▸ THE TASK: Every record that follows should be written out again without any change.

___

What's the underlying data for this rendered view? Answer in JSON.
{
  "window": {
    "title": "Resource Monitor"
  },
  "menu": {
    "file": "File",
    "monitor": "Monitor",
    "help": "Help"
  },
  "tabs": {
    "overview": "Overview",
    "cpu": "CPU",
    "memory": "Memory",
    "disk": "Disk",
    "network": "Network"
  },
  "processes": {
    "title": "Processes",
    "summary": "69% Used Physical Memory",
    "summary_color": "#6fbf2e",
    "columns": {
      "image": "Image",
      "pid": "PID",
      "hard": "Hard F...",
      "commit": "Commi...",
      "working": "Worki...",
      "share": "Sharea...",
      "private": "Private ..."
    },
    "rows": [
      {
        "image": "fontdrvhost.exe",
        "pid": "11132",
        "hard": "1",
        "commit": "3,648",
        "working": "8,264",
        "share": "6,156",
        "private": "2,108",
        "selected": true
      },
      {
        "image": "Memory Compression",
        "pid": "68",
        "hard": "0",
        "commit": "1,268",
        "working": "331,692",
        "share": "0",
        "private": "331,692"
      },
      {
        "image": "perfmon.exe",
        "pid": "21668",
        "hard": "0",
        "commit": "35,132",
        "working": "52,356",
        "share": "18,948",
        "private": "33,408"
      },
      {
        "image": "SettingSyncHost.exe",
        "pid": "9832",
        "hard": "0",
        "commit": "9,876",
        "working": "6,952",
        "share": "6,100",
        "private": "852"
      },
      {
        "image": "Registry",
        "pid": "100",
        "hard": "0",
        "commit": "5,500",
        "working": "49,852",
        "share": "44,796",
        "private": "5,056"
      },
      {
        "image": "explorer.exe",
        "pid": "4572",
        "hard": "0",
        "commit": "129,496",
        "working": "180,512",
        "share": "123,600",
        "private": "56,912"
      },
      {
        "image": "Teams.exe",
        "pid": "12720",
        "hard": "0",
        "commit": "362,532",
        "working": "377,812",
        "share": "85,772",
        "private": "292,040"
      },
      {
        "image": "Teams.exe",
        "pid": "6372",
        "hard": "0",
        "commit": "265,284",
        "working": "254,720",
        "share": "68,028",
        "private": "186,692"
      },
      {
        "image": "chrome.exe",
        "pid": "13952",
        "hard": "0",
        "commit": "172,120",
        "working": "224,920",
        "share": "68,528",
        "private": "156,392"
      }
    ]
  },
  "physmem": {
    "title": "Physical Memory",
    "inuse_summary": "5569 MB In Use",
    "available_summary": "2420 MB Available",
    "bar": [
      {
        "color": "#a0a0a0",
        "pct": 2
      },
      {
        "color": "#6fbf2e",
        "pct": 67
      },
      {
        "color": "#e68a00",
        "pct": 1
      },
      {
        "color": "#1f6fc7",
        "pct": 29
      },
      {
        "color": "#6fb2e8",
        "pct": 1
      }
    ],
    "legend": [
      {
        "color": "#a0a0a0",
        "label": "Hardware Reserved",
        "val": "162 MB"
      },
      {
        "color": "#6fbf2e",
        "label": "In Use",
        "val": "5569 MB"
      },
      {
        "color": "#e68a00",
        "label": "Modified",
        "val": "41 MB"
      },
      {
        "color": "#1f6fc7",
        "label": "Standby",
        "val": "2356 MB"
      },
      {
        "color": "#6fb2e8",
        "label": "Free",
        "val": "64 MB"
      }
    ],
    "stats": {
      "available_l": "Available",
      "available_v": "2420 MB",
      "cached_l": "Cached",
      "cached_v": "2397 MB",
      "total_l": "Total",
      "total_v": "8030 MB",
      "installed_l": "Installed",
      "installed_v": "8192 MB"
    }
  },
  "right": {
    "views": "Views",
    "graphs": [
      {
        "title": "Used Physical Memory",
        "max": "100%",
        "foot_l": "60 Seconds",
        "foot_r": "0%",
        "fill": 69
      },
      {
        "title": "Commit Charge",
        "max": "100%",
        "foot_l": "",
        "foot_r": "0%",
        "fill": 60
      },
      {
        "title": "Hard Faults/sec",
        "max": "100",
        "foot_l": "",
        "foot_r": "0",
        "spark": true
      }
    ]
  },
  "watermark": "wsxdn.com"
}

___

▸ EXERCISE ANSWER:
What's the underlying data for this rendered view? Answer in JSON.
{
  "window": {
    "title": "Resource Monitor"
  },
  "menu": {
    "file": "File",
    "monitor": "Monitor",
    "help": "Help"
  },
  "tabs": {
    "overview": "Overview",
    "cpu": "CPU",
    "memory": "Memory",
    "disk": "Disk",
    "network": "Network"
  },
  "processes": {
    "title": "Processes",
    "summary": "69% Used Physical Memory",
    "summary_color": "#6fbf2e",
    "columns": {
      "image": "Image",
      "pid": "PID",
      "hard": "Hard F...",
      "commit": "Commi...",
      "working": "Worki...",
      "share": "Sharea...",
      "private": "Private ..."
    },
    "rows": [
      {
        "image": "fontdrvhost.exe",
        "pid": "11132",
        "hard": "1",
        "commit": "3,648",
        "working": "8,264",
        "share": "6,156",
        "private": "2,108",
        "selected": true
      },
      {
        "image": "Memory Compression",
        "pid": "68",
        "hard": "0",
        "commit": "1,268",
        "working": "331,692",
        "share": "0",
        "private": "331,692"
      },
      {
        "image": "perfmon.exe",
        "pid": "21668",
        "hard": "0",
        "commit": "35,132",
        "working": "52,356",
        "share": "18,948",
        "private": "33,408"
      },
      {
        "image": "SettingSyncHost.exe",
        "pid": "9832",
        "hard": "0",
        "commit": "9,876",
        "working": "6,952",
        "share": "6,100",
        "private": "852"
      },
      {
        "image": "Registry",
        "pid": "100",
        "hard": "0",
        "commit": "5,500",
        "working": "49,852",
        "share": "44,796",
        "private": "5,056"
      },
      {
        "image": "explorer.exe",
        "pid": "4572",
        "hard": "0",
        "commit": "129,496",
        "working": "180,512",
        "share": "123,600",
        "private": "56,912"
      },
      {
        "image": "Teams.exe",
        "pid": "12720",
        "hard": "0",
        "commit": "362,532",
        "working": "377,812",
        "share": "85,772",
        "private": "292,040"
      },
      {
        "image": "Teams.exe",
        "pid": "6372",
        "hard": "0",
        "commit": "265,284",
        "working": "254,720",
        "share": "68,028",
        "private": "186,692"
      },
      {
        "image": "chrome.exe",
        "pid": "13952",
        "hard": "0",
        "commit": "172,120",
        "working": "224,920",
        "share": "68,528",
        "private": "156,392"
      }
    ]
  },
  "physmem": {
    "title": "Physical Memory",
    "inuse_summary": "5569 MB In Use",
    "available_summary": "2420 MB Available",
    "bar": [
      {
        "color": "#a0a0a0",
        "pct": 2
      },
      {
        "color": "#6fbf2e",
        "pct": 67
      },
      {
        "color": "#e68a00",
        "pct": 1
      },
      {
        "color": "#1f6fc7",
        "pct": 29
      },
      {
        "color": "#6fb2e8",
        "pct": 1
      }
    ],
    "legend": [
      {
        "color": "#a0a0a0",
        "label": "Hardware Reserved",
        "val": "162 MB"
      },
      {
        "color": "#6fbf2e",
        "label": "In Use",
        "val": "5569 MB"
      },
      {
        "color": "#e68a00",
        "label": "Modified",
        "val": "41 MB"
      },
      {
        "color": "#1f6fc7",
        "label": "Standby",
        "val": "2356 MB"
      },
      {
        "color": "#6fb2e8",
        "label": "Free",
        "val": "64 MB"
      }
    ],
    "stats": {
      "available_l": "Available",
      "available_v": "2420 MB",
      "cached_l": "Cached",
      "cached_v": "2397 MB",
      "total_l": "Total",
      "total_v": "8030 MB",
      "installed_l": "Installed",
      "installed_v": "8192 MB"
    }
  },
  "right": {
    "views": "Views",
    "graphs": [
      {
        "title": "Used Physical Memory",
        "max": "100%",
        "foot_l": "60 Seconds",
        "foot_r": "0%",
        "fill": 69
      },
      {
        "title": "Commit Charge",
        "max": "100%",
        "foot_l": "",
        "foot_r": "0%",
        "fill": 60
      },
      {
        "title": "Hard Faults/sec",
        "max": "100",
        "foot_l": "",
        "foot_r": "0",
        "spark": true
      }
    ]
  },
  "watermark": "wsxdn.com"
}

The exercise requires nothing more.